  • AThomas | December 6, 2013 6:50 PMReply

    In response to the honorable mentions, I loved Broadchurch a lot, and not just because of David Tennant, but The Fall was one of the most compelling serial killer dramas that I have seen in a long time. I'm so excited to see series 2.

  • diegomom50 | December 6, 2013 6:26 PMReply

    I don't watch any of those. Not a one. I watch Sleepy Hollow, The Black list, Dracula, Walking dead, Downton Abby, Boardwalk, Justified, American Horror The Coven and The Following. Not a big Game of Thrones or Breaking Bad fan.

  • cool_dog | December 6, 2013 6:03 PMReply

    hey did you hear about a little show called boardwalk empire

  • Goodbyenoway | December 6, 2013 5:54 PMReply

    Scandal? Breaking Bad? Bob's Burgers? Lol. This can't be taken seriously. Any list that doesn't have The Walking Dead, Justified, Downton Abbey, and Orphan Black in the Top Ten isn't credible.

  • Donna | December 7, 2013 9:55 PM

    Here, here, Goodbye! Scandal over The Walking Dead? Not a good list at all. And whomever above said it lost steam after Season 2 (in my opinion the slowest, non-steamy season out of the four so far) is just nutty. You must not watch the show. I guess I'm just another one of, how many million?, viewers who thinks the show is very watchable, likeable, and worthy of a spot on any top ten TV list. (Don't tell people to lighten up, its not nice, nor fair. Everyone is entitled to their opinion and debate with the author. I hate when people do that. No one has the corner on personal taste.)

  • seriously? | December 6, 2013 6:48 PM

    Walking Dead.... and Downtown Abbey...better than Breaking Bad???

  • kevin | December 6, 2013 6:33 PM

    Breaking Bad was brilliant. "Ozymandias" is one of the best hours of TV ever produced. "The Walking Dead" lost much of its steam after season 2 and seems aimless and tired now.

    Therefore, you can't be taken seriously.

    Lighten up. It's TV they're talking about.

  • serena | December 6, 2013 5:31 PMReply

    I hope that in a year or so people can truly examine the last season of BREAKING BAD without the fanboy anticipation we had this fall, because there are a lot of plot holes and flimsy scenes in the final hours (though I'm not going to put up my dukes for anyone who says "Ozymandias" is a flawless episode).

  • Kevin | December 6, 2013 6:34 PM

    Agreed. For me "Breaking Bad" ended with "Ozymandias." No need to go any farther.

  • Eliantis | December 6, 2013 5:14 PMReply

    I'm sorry, but come on. Scandal, better than Game of Thrones?
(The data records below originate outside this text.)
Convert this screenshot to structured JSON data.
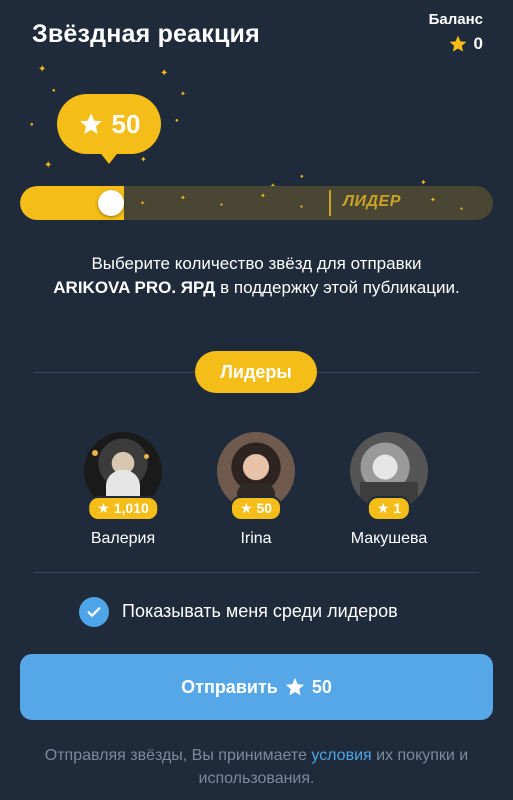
{
  "header": {
    "title": "Звёздная реакция",
    "balance_label": "Баланс",
    "balance_value": "0",
    "balance_icon": "star-icon"
  },
  "slider": {
    "bubble_value": "50",
    "bubble_icon": "star-icon",
    "leader_text": "ЛИДЕР",
    "fill_fraction": 0.22
  },
  "description": {
    "line1": "Выберите количество звёзд для отправки",
    "channel": "ARIKOVA PRO. ЯРД",
    "rest": " в поддержку этой публикации."
  },
  "leaders": {
    "pill_label": "Лидеры",
    "items": [
      {
        "name": "Валерия",
        "stars": "1,010"
      },
      {
        "name": "Irina",
        "stars": "50"
      },
      {
        "name": "Макушева",
        "stars": "1"
      }
    ]
  },
  "show_me": {
    "label": "Показывать меня среди лидеров",
    "checked": true
  },
  "send_button": {
    "label": "Отправить",
    "value": "50",
    "icon": "star-icon"
  },
  "footer": {
    "prefix": "Отправляя звёзды, Вы принимаете ",
    "link": "условия",
    "suffix": " их покупки и использования."
  },
  "colors": {
    "background": "#1f2b3a",
    "accent_gold": "#f5bd17",
    "accent_blue": "#55a7e8"
  }
}
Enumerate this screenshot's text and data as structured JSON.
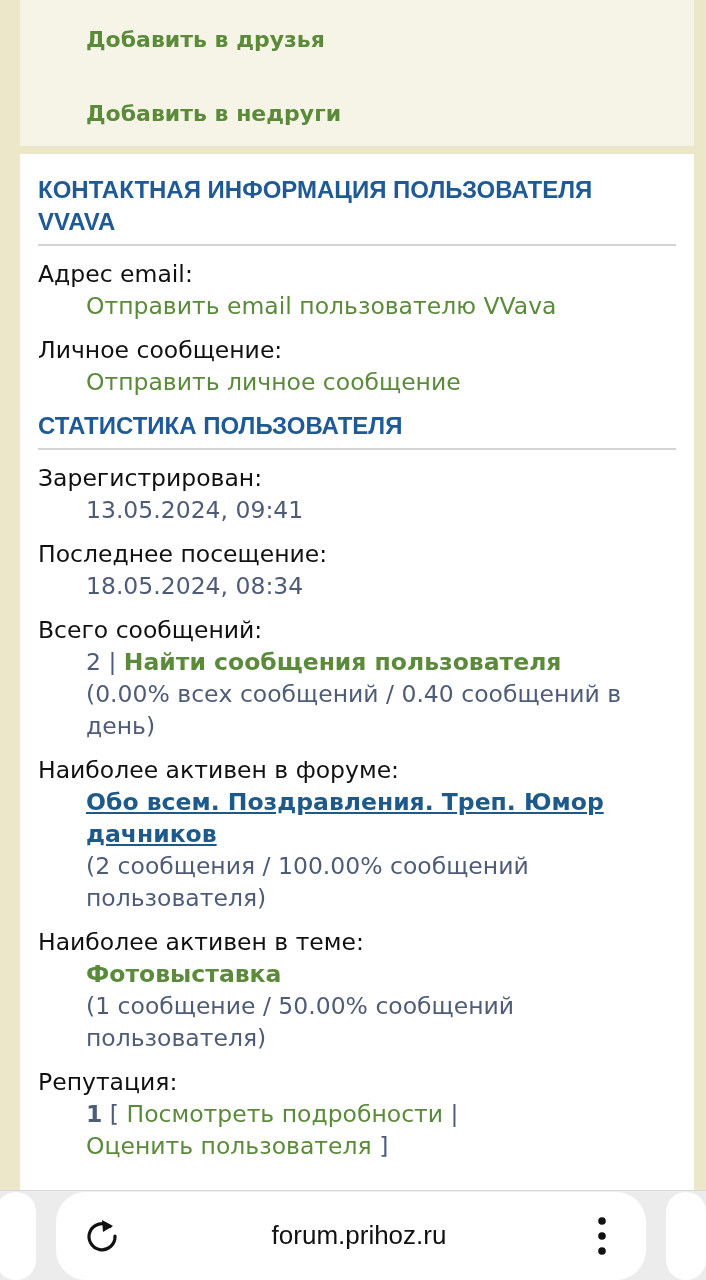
{
  "actions": [
    {
      "label": "Добавить в друзья"
    },
    {
      "label": "Добавить в недруги"
    }
  ],
  "sections": [
    {
      "title": "КОНТАКТНАЯ ИНФОРМАЦИЯ ПОЛЬЗОВАТЕЛЯ VVAVA",
      "fields": [
        {
          "label": "Адрес email:",
          "lines": [
            [
              {
                "kind": "link",
                "text": "Отправить email пользователю VVava"
              }
            ]
          ]
        },
        {
          "label": "Личное сообщение:",
          "lines": [
            [
              {
                "kind": "link",
                "text": "Отправить личное сообщение"
              }
            ]
          ]
        }
      ]
    },
    {
      "title": "СТАТИСТИКА ПОЛЬЗОВАТЕЛЯ",
      "fields": [
        {
          "label": "Зарегистрирован:",
          "lines": [
            [
              {
                "kind": "text",
                "text": "13.05.2024, 09:41"
              }
            ]
          ]
        },
        {
          "label": "Последнее посещение:",
          "lines": [
            [
              {
                "kind": "text",
                "text": "18.05.2024, 08:34"
              }
            ]
          ]
        },
        {
          "label": "Всего сообщений:",
          "lines": [
            [
              {
                "kind": "text",
                "text": "2 |"
              },
              {
                "kind": "bold_link",
                "text": "Найти сообщения пользователя"
              }
            ],
            [
              {
                "kind": "text",
                "text": "(0.00% всех сообщений / 0.40 сообщений в день)"
              }
            ]
          ]
        },
        {
          "label": "Наиболее активен в форуме:",
          "lines": [
            [
              {
                "kind": "forum_link",
                "text": "Обо всем. Поздравления. Треп. Юмор дачников"
              }
            ],
            [
              {
                "kind": "text",
                "text": "(2 сообщения / 100.00% сообщений пользователя)"
              }
            ]
          ]
        },
        {
          "label": "Наиболее активен в теме:",
          "lines": [
            [
              {
                "kind": "bold_link",
                "text": "Фотовыставка"
              }
            ],
            [
              {
                "kind": "text",
                "text": "(1 сообщение / 50.00% сообщений пользователя)"
              }
            ]
          ]
        },
        {
          "label": "Репутация:",
          "lines": [
            [
              {
                "kind": "bold_text",
                "text": "1"
              },
              {
                "kind": "text",
                "text": "["
              },
              {
                "kind": "link",
                "text": "Посмотреть подробности"
              },
              {
                "kind": "text",
                "text": "|"
              },
              {
                "kind": "link",
                "text": "Оценить пользователя"
              },
              {
                "kind": "text",
                "text": "]"
              }
            ]
          ]
        }
      ]
    }
  ],
  "browser": {
    "url": "forum.prihoz.ru"
  }
}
It's just a bunch of silly fun.

  • Stephen | December 7, 2013 1:49 PM

    No seems to have mentioned Less than Kind a Canadian Winnipeg based sorta sitcom seen on directv. Alternatively hilarious profane and sad.certainly top ten for comedy in my book